## RECORDS:
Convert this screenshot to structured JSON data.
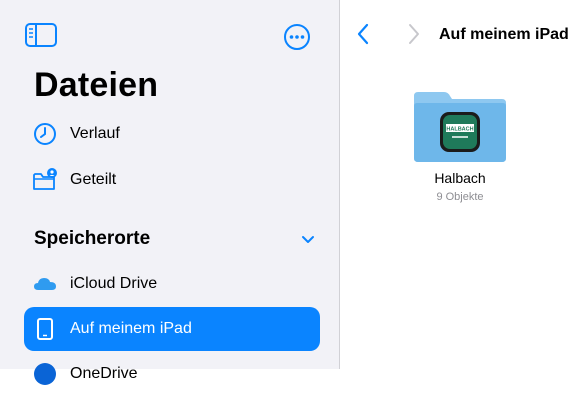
{
  "sidebar": {
    "title": "Dateien",
    "toggle_icon": "sidebar-toggle-icon",
    "more_icon": "ellipsis-circle-icon",
    "items": [
      {
        "label": "Verlauf",
        "icon": "clock-icon"
      },
      {
        "label": "Geteilt",
        "icon": "shared-folder-icon"
      }
    ],
    "section": {
      "label": "Speicherorte",
      "chevron_icon": "chevron-down-icon",
      "locations": [
        {
          "label": "iCloud Drive",
          "icon": "icloud-icon",
          "selected": false
        },
        {
          "label": "Auf meinem iPad",
          "icon": "ipad-icon",
          "selected": true
        },
        {
          "label": "OneDrive",
          "icon": "onedrive-icon",
          "selected": false
        }
      ]
    }
  },
  "main": {
    "back_icon": "chevron-left-icon",
    "forward_icon": "chevron-right-icon",
    "title": "Auf meinem iPad",
    "folders": [
      {
        "name": "Halbach",
        "count": "9 Objekte",
        "badge_text": "HALBACH",
        "icon": "folder-icon"
      }
    ]
  },
  "colors": {
    "accent": "#0a84ff",
    "sidebar_bg": "#f2f2f7",
    "folder": "#74b9e8",
    "badge_bg": "#1f7a5a"
  }
}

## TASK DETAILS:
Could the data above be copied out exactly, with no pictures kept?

## WRITTEN SOLUTION:
Convert this screenshot to structured JSON data.
{
  "sidebar": {
    "title": "Dateien",
    "toggle_icon": "sidebar-toggle-icon",
    "more_icon": "ellipsis-circle-icon",
    "items": [
      {
        "label": "Verlauf",
        "icon": "clock-icon"
      },
      {
        "label": "Geteilt",
        "icon": "shared-folder-icon"
      }
    ],
    "section": {
      "label": "Speicherorte",
      "chevron_icon": "chevron-down-icon",
      "locations": [
        {
          "label": "iCloud Drive",
          "icon": "icloud-icon",
          "selected": false
        },
        {
          "label": "Auf meinem iPad",
          "icon": "ipad-icon",
          "selected": true
        },
        {
          "label": "OneDrive",
          "icon": "onedrive-icon",
          "selected": false
        }
      ]
    }
  },
  "main": {
    "back_icon": "chevron-left-icon",
    "forward_icon": "chevron-right-icon",
    "title": "Auf meinem iPad",
    "folders": [
      {
        "name": "Halbach",
        "count": "9 Objekte",
        "badge_text": "HALBACH",
        "icon": "folder-icon"
      }
    ]
  },
  "colors": {
    "accent": "#0a84ff",
    "sidebar_bg": "#f2f2f7",
    "folder": "#74b9e8",
    "badge_bg": "#1f7a5a"
  }
}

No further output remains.